Other s contained strange, manually operated tools for punching and gouging holes in soft wood and other implements, the purposes of which were never explained to us.
The only power tool that I recall, although there may have been others, was a large circular bench saw that made a rather frightening, high-pitched whine, a bit like an air raid siren.
There was a fascinating array of hand tools, most of which were heavier and more substantial than their modern counterparts.
Brass-backed tenon saws that had beech rather than plastic handles. These were always sharpened by hand, a time-consuming process. There were great chunky wooden bench planes, spokeshaves and bradawls - all these workshop tools bearing the stamped imprint of their rightful owner, EJ Bevan (my son has the original handmade metal stamp used to impress the name, made for my grandfather over 100 years ago).
As a result of continual use of these wonderful tools, the shop floor always seemed to be ankle deep in fresh sawdust and wood shavings with their sweet, intimate smell.
One of the most intriguing areas was the cellar, which John and I were permitted to explore on one occasion. I seem to remember that we used a torch for this purpose. The walls revealed peeling distemper but the only ‘treasure’ was a large stock of glue bottles of the type not now available, bearing the product name ‘Gloy’.
The shop was, of course, populated with dad’s workforce, always referred to as ‘the men’. In the late fifties he had five employees. The older ones were Norman, Henry and Bill, and he had a couple of apprentices, Peter and Michael. In later years, as dad’s interest in the business declined, this dwindled to just himself and Bill.
The men all wore the same sort of clothes - black bib and brace dungarees and flat caps (except for the apprentices who went bare-headed). They all seemed to have unlit cigarettes tucked behind their ears and hard, calloused hands. They also smelt of linseed oil putty and the Wills Woodbines or Capstan Full Strength that they smoked. All-in-all, unequivocally masculine 1950s workmen. M
y late grandfather had marked himself out from the men by wearing a long, black carpenter’s apron, and my father always wore a sports jacket with shirt and tie and never ever sported a flat cap.

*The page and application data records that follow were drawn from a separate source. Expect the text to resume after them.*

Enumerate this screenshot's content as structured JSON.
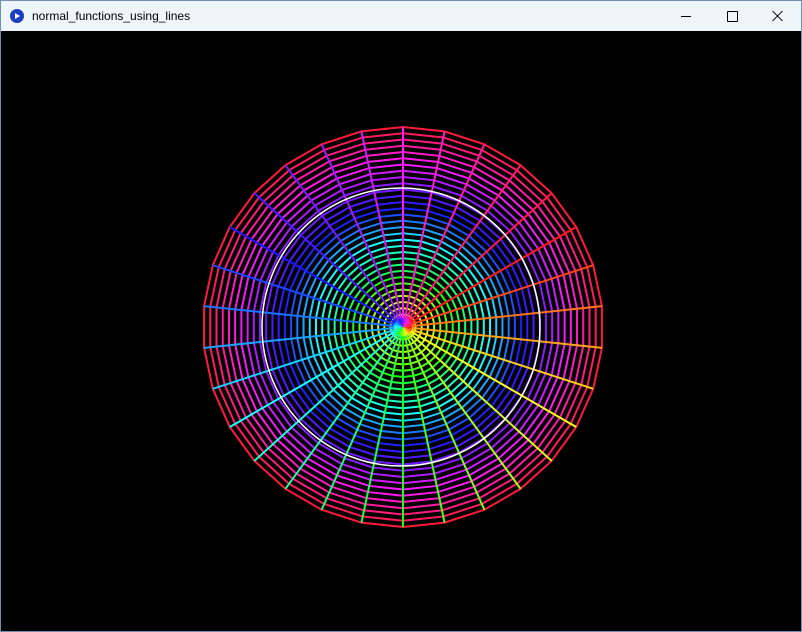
{
  "window": {
    "title": "normal_functions_using_lines"
  },
  "icons": {
    "app": "processing-app-icon",
    "minimize": "minimize-icon",
    "maximize": "maximize-icon",
    "close": "close-icon"
  },
  "sketch": {
    "background": "#000000",
    "spokes": 30,
    "rings": 32,
    "highlight_ring_color": "#ffffff"
  }
}
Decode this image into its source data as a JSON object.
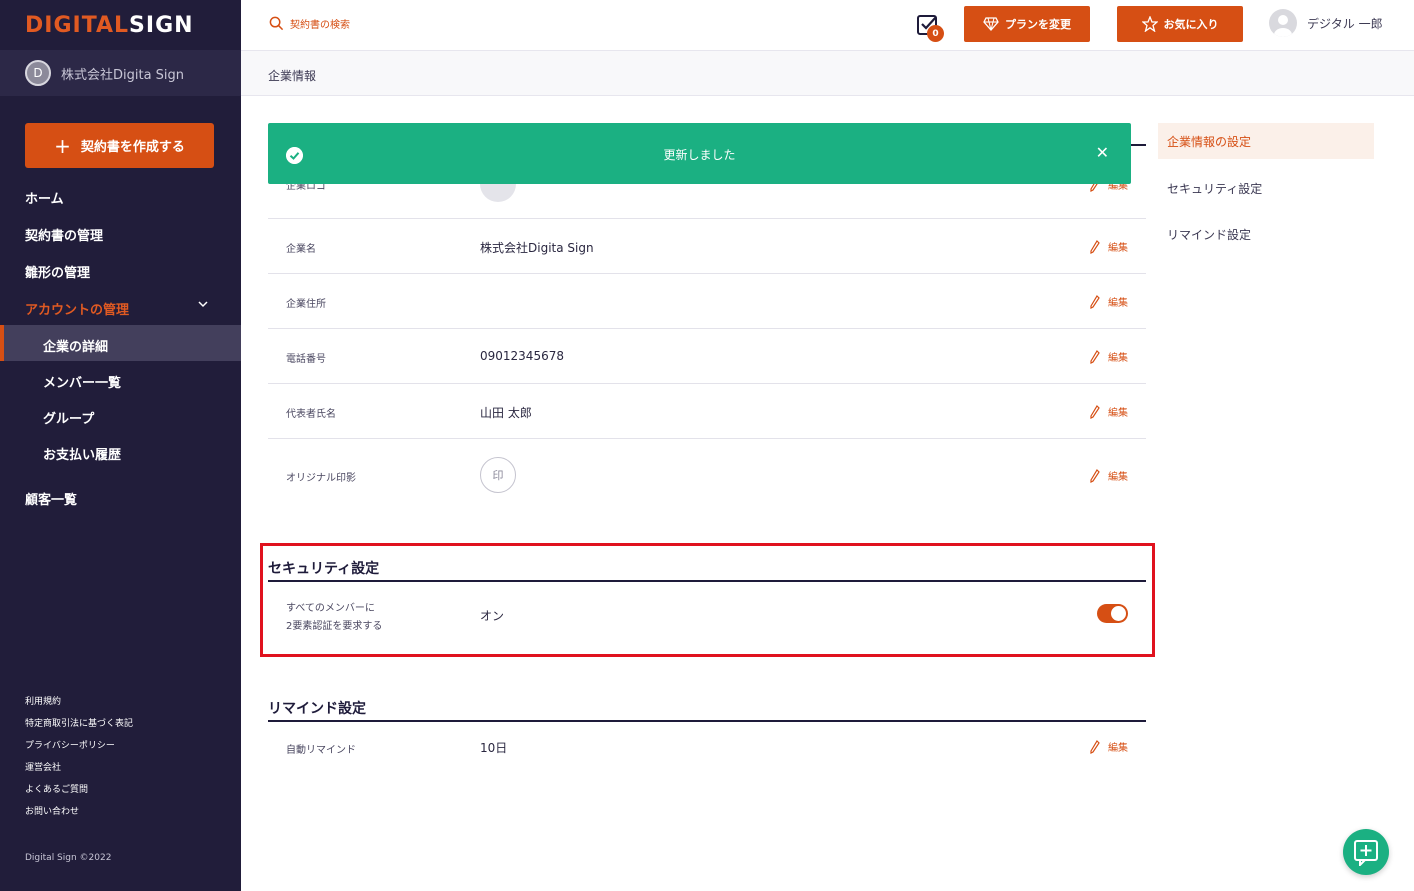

These were my principal memories from those haircut trips - not just ‘old scissors’ and his barber’s chair but the kind of working environment that was by then rapidly vanishing. Suitably trimmed and shom we returned to the shop to await close of business. Then Dad locked up, we piled into the van and he drove us home. Until the following month.